Jump to section
The use of cold applications has long been associated with the alleviation of symptoms caused by injury. Cold therapy promotes healing in a variety of different ailments. It can be used post-surgery in combination with physiotherapy. A veterinarian or physiotherapist may apply cold compresses, or they may instruct the owner on how to properly apply them.
Cold therapy works by constricting the vessels surrounding an injured area. This decreases swelling and inflammation. The cold temperature also numbs feeling around the injury, which decreases pain. Cold compresses can relieve muscle spasms. For best results, cold therapy should be administered frequently during the healing process. In general, cold therapy addresses the symptoms of an injury, but does not treat the injury itself.
If the site of injury is not obvious, it will have to be determined. This can be done by gentle, but firm palpation of the body and limbs until a response from the dog is seen, or a lump or lesion is found. Cold therapy is often performed using ice packs. Specialized packs specifically for dogs can be purchased, or ice packs can be homemade using plastic bags using 1 part water for 3 parts alcohol.

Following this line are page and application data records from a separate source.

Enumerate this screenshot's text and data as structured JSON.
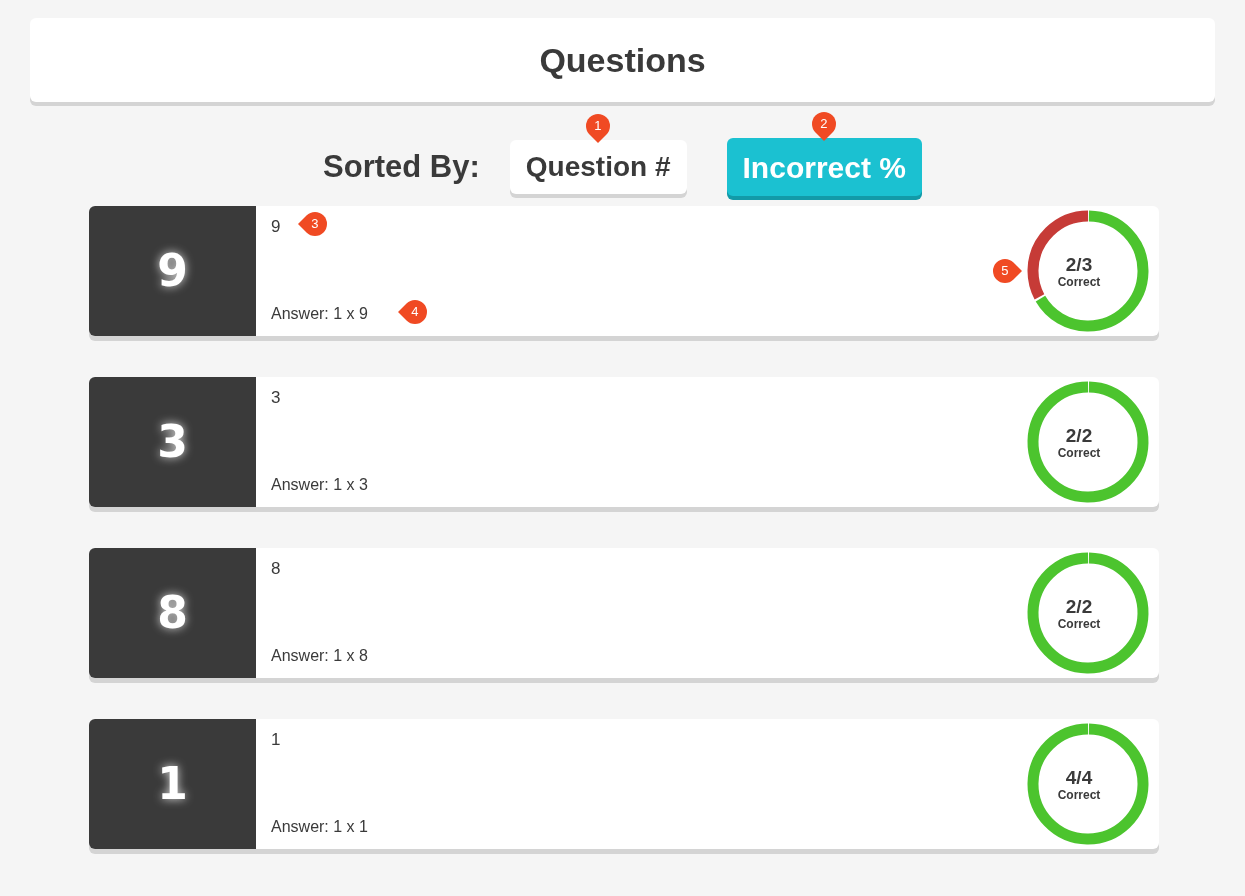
{
  "header": {
    "title": "Questions"
  },
  "sort": {
    "label": "Sorted By:",
    "options": [
      {
        "label": "Question #",
        "selected": false,
        "callout": "1"
      },
      {
        "label": "Incorrect %",
        "selected": true,
        "callout": "2"
      }
    ]
  },
  "questions": [
    {
      "number": "9",
      "text": "9",
      "answer": "Answer: 1 x 9",
      "score": "2/3",
      "score_label": "Correct",
      "level": 0.6667,
      "text_callout": "3",
      "answer_callout": "4",
      "chart_callout": "5"
    },
    {
      "number": "3",
      "text": "3",
      "answer": "Answer: 1 x 3",
      "score": "2/2",
      "score_label": "Correct",
      "level": 1
    },
    {
      "number": "8",
      "text": "8",
      "answer": "Answer: 1 x 8",
      "score": "2/2",
      "score_label": "Correct",
      "level": 1
    },
    {
      "number": "1",
      "text": "1",
      "answer": "Answer: 1 x 1",
      "score": "4/4",
      "score_label": "Correct",
      "level": 1
    }
  ]
}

When applying the ice packs, never put the frozen material directly on the skin of the dog. A cloth can be used as a barrier so that skin does not freeze. If cold therapy is being used on a surgical wound, Vitamin A and D ointment can be applied to prevent infection during treatment. The pack should be moved every few minutes. Cold therapy sessions should not exceed 20 minutes.
The use of cold applications are very effective in relieving the body's initial response to injury. The immediate effects of swelling, pain and inflammation can be temporarily alleviated, allowing time for the dog to receive medical attention. Cold therapy is rarely used as a permanent solution, but it can be instilled as part of a regular treatment regime, especially in cases where mobility is being increased.
If applied correctly, the treatment itself should require no recovery time. The injury being treated will vary in healing time depending on location and severity. Surgical incisions often take only two weeks to fully heal, with muscle repair recovery lasting months on end. Some injuries do not require veterinary attention, but having your dog examined after an injury has been sustained is the safest course of action.
Cold therapy is often used with physiotherapy, which can range in cost depending on how long it is needed. The cost of ice packs themselves can range from $10 up to $50 for specialized packs made to fit on dog's limbs. If veterinary appointments are needed to assess injuries, this may add to the overall cost.
An ice pack must never be put directly on a wound. This can destroy delicate tissues and result in infection, which often causes more swelling and pain in the animal. If ice packs are left too long on any area of the body, the affected skin may freeze. Cold therapy is most effective in its uses within the first 48 hours of an injury occurring. It must be paired with other treatments to address the injury for full effectiveness.
The best way to prevent the need for cold therapy is by preventing injury. Keeping your dog on a leash while on walks can greatly reduce the chance of serious injury while outdoors. Watch for any developing injuries from repetitive movements. Bring your dog in for regular veterinary check ups to help discover issues early on. This can prevent the need for surgery in some cases.
*Wag! may collect a share of sales or other compensation from the links on this page. Items are sold by the retailer, not Wag!.
© 2020 Wag Labs, Inc. All rights reserved.
Download the Wag! app
Download the Wag! app